--- Exercise material Enclosed Below ---

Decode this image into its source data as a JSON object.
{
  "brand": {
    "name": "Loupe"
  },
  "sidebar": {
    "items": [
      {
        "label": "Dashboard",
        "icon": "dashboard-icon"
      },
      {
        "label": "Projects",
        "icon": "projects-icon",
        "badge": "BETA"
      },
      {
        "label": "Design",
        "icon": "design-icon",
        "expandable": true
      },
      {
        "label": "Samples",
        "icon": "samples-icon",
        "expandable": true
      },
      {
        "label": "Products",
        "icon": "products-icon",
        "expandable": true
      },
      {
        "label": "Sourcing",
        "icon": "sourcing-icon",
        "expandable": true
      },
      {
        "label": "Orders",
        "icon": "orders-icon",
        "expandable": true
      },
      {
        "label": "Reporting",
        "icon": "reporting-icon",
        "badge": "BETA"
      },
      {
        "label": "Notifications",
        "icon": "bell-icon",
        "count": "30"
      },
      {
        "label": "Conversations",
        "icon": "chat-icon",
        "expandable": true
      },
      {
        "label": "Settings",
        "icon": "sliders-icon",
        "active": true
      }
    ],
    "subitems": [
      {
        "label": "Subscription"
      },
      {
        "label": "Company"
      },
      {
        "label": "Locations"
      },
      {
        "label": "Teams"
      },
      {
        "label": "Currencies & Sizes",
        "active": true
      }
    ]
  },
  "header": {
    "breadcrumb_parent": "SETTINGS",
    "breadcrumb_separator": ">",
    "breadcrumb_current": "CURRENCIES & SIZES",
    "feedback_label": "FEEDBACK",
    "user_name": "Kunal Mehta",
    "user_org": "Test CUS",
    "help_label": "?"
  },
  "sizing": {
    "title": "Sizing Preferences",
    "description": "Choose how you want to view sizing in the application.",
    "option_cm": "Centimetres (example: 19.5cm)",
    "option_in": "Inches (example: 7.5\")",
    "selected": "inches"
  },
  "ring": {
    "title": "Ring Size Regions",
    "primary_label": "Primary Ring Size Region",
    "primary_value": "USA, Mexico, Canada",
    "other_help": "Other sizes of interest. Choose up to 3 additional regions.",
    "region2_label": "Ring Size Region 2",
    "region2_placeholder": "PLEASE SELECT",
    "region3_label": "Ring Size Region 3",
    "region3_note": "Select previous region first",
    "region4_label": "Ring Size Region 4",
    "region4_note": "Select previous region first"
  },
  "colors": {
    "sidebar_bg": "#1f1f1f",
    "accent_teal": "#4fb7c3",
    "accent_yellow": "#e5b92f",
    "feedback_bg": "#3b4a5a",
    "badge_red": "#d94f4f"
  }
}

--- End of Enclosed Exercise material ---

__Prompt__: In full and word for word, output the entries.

__Written reply__:
Decode this image into its source data as a JSON object.
{
  "brand": {
    "name": "Loupe"
  },
  "sidebar": {
    "items": [
      {
        "label": "Dashboard",
        "icon": "dashboard-icon"
      },
      {
        "label": "Projects",
        "icon": "projects-icon",
        "badge": "BETA"
      },
      {
        "label": "Design",
        "icon": "design-icon",
        "expandable": true
      },
      {
        "label": "Samples",
        "icon": "samples-icon",
        "expandable": true
      },
      {
        "label": "Products",
        "icon": "products-icon",
        "expandable": true
      },
      {
        "label": "Sourcing",
        "icon": "sourcing-icon",
        "expandable": true
      },
      {
        "label": "Orders",
        "icon": "orders-icon",
        "expandable": true
      },
      {
        "label": "Reporting",
        "icon": "reporting-icon",
        "badge": "BETA"
      },
      {
        "label": "Notifications",
        "icon": "bell-icon",
        "count": "30"
      },
      {
        "label": "Conversations",
        "icon": "chat-icon",
        "expandable": true
      },
      {
        "label": "Settings",
        "icon": "sliders-icon",
        "active": true
      }
    ],
    "subitems": [
      {
        "label": "Subscription"
      },
      {
        "label": "Company"
      },
      {
        "label": "Locations"
      },
      {
        "label": "Teams"
      },
      {
        "label": "Currencies & Sizes",
        "active": true
      }
    ]
  },
  "header": {
    "breadcrumb_parent": "SETTINGS",
    "breadcrumb_separator": ">",
    "breadcrumb_current": "CURRENCIES & SIZES",
    "feedback_label": "FEEDBACK",
    "user_name": "Kunal Mehta",
    "user_org": "Test CUS",
    "help_label": "?"
  },
  "sizing": {
    "title": "Sizing Preferences",
    "description": "Choose how you want to view sizing in the application.",
    "option_cm": "Centimetres (example: 19.5cm)",
    "option_in": "Inches (example: 7.5\")",
    "selected": "inches"
  },
  "ring": {
    "title": "Ring Size Regions",
    "primary_label": "Primary Ring Size Region",
    "primary_value": "USA, Mexico, Canada",
    "other_help": "Other sizes of interest. Choose up to 3 additional regions.",
    "region2_label": "Ring Size Region 2",
    "region2_placeholder": "PLEASE SELECT",
    "region3_label": "Ring Size Region 3",
    "region3_note": "Select previous region first",
    "region4_label": "Ring Size Region 4",
    "region4_note": "Select previous region first"
  },
  "colors": {
    "sidebar_bg": "#1f1f1f",
    "accent_teal": "#4fb7c3",
    "accent_yellow": "#e5b92f",
    "feedback_bg": "#3b4a5a",
    "badge_red": "#d94f4f"
  }
}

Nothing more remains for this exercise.